**TASK INPUT**
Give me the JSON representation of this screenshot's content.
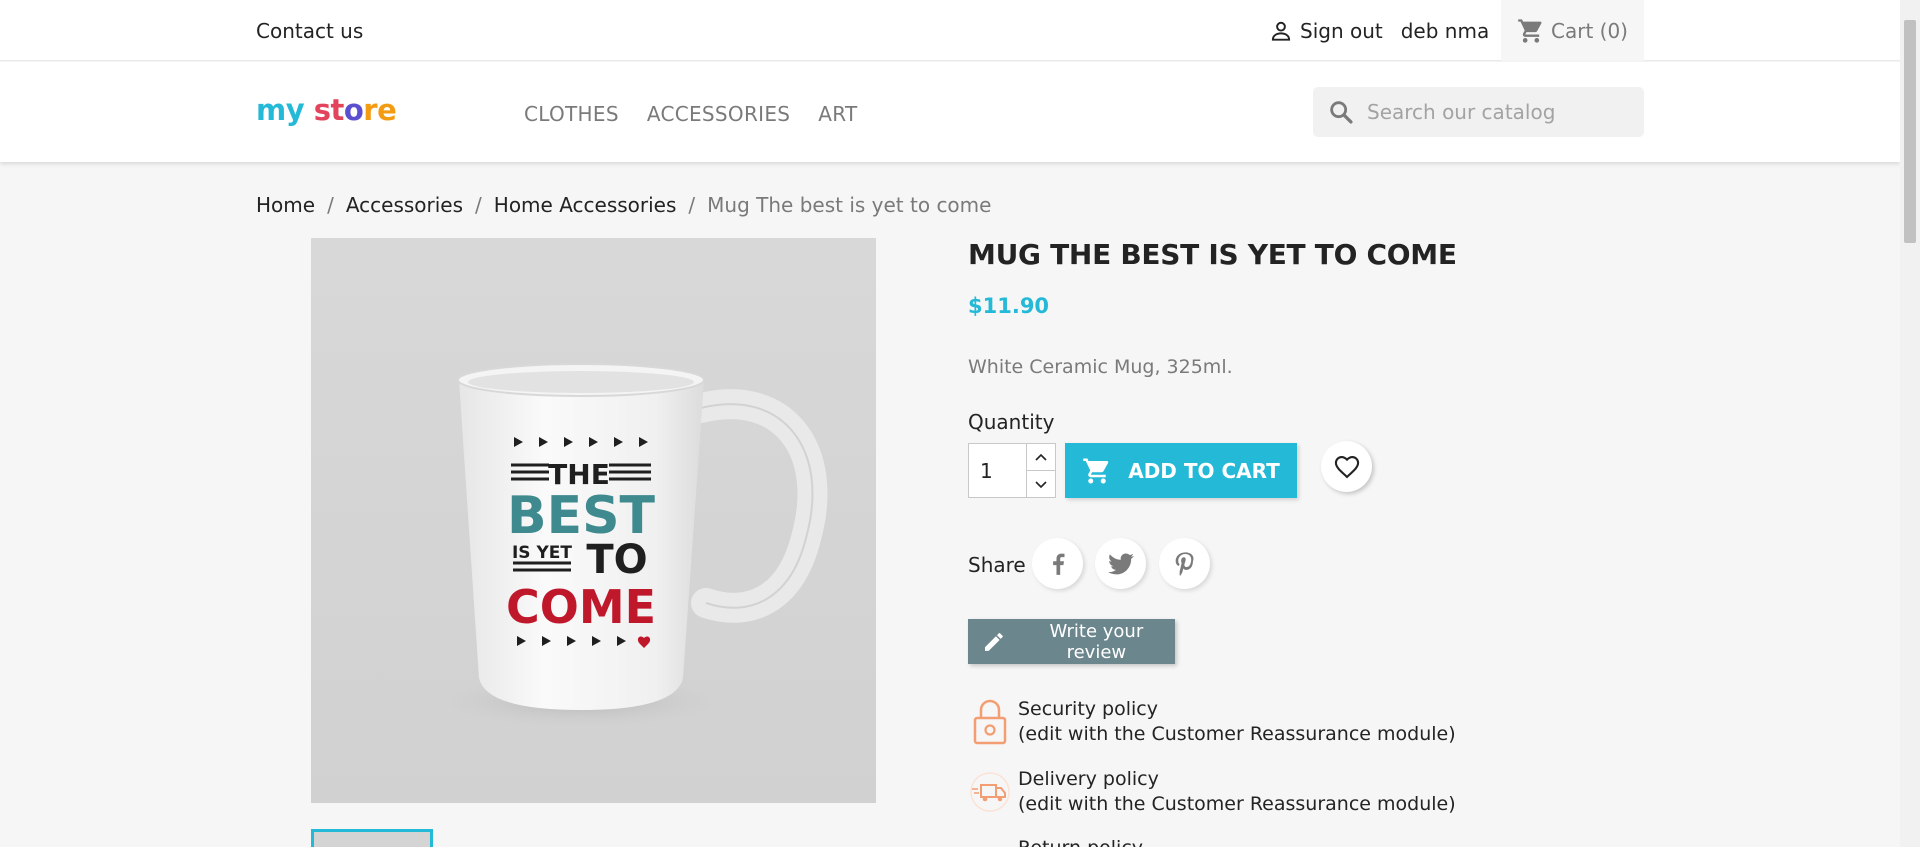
{
  "topbar": {
    "contact": "Contact us",
    "sign_out": "Sign out",
    "username": "deb nma",
    "cart": "Cart (0)"
  },
  "header": {
    "logo": {
      "part1": "my ",
      "part2": "st",
      "part3": "o",
      "part4": "re"
    },
    "nav": [
      "CLOTHES",
      "ACCESSORIES",
      "ART"
    ],
    "search_placeholder": "Search our catalog"
  },
  "breadcrumb": [
    "Home",
    "Accessories",
    "Home Accessories",
    "Mug The best is yet to come"
  ],
  "product": {
    "title": "MUG THE BEST IS YET TO COME",
    "price": "$11.90",
    "description": "White Ceramic Mug, 325ml.",
    "quantity_label": "Quantity",
    "quantity_value": "1",
    "add_to_cart": "ADD TO CART",
    "share_label": "Share",
    "write_review": "Write your review",
    "mug_text": {
      "the": "THE",
      "best": "BEST",
      "is_yet": "IS YET",
      "to": "TO",
      "come": "COME"
    }
  },
  "reassurance": [
    {
      "title": "Security policy",
      "subtitle": "(edit with the Customer Reassurance module)",
      "icon": "lock-icon"
    },
    {
      "title": "Delivery policy",
      "subtitle": "(edit with the Customer Reassurance module)",
      "icon": "delivery-truck-icon"
    },
    {
      "title": "Return policy",
      "subtitle": "",
      "icon": "return-icon"
    }
  ],
  "colors": {
    "accent": "#24b9d7",
    "review_button": "#6c868e",
    "reassurance_icon": "#f39d72",
    "mug_teal": "#3f8a8e",
    "mug_red": "#c0182b"
  }
}
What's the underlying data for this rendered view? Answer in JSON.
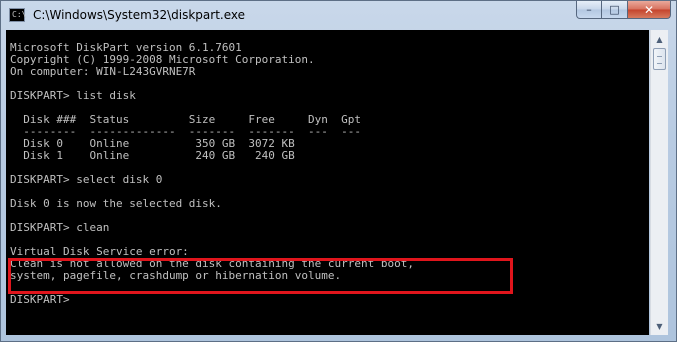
{
  "window": {
    "title": "C:\\Windows\\System32\\diskpart.exe",
    "icon": "cmd-console-icon",
    "controls": {
      "minimize": "–",
      "maximize": "□",
      "close": "✕"
    }
  },
  "console": {
    "lines": [
      "Microsoft DiskPart version 6.1.7601",
      "Copyright (C) 1999-2008 Microsoft Corporation.",
      "On computer: WIN-L243GVRNE7R",
      "",
      "DISKPART> list disk",
      "",
      "  Disk ###  Status         Size     Free     Dyn  Gpt",
      "  --------  -------------  -------  -------  ---  ---",
      "  Disk 0    Online          350 GB  3072 KB",
      "  Disk 1    Online          240 GB   240 GB",
      "",
      "DISKPART> select disk 0",
      "",
      "Disk 0 is now the selected disk.",
      "",
      "DISKPART> clean",
      "",
      "Virtual Disk Service error:",
      "Clean is not allowed on the disk containing the current boot,",
      "system, pagefile, crashdump or hibernation volume.",
      "",
      "DISKPART> "
    ]
  },
  "colors": {
    "console_background": "#000000",
    "console_text": "#c0c0c0",
    "highlight_border": "#e0151c"
  },
  "scrollbar": {
    "up_icon": "▲",
    "down_icon": "▼"
  }
}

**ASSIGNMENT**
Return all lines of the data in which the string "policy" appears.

**YOUR SOLUTION**
      "title": "Security policy",
      "title": "Delivery policy",
      "title": "Return policy",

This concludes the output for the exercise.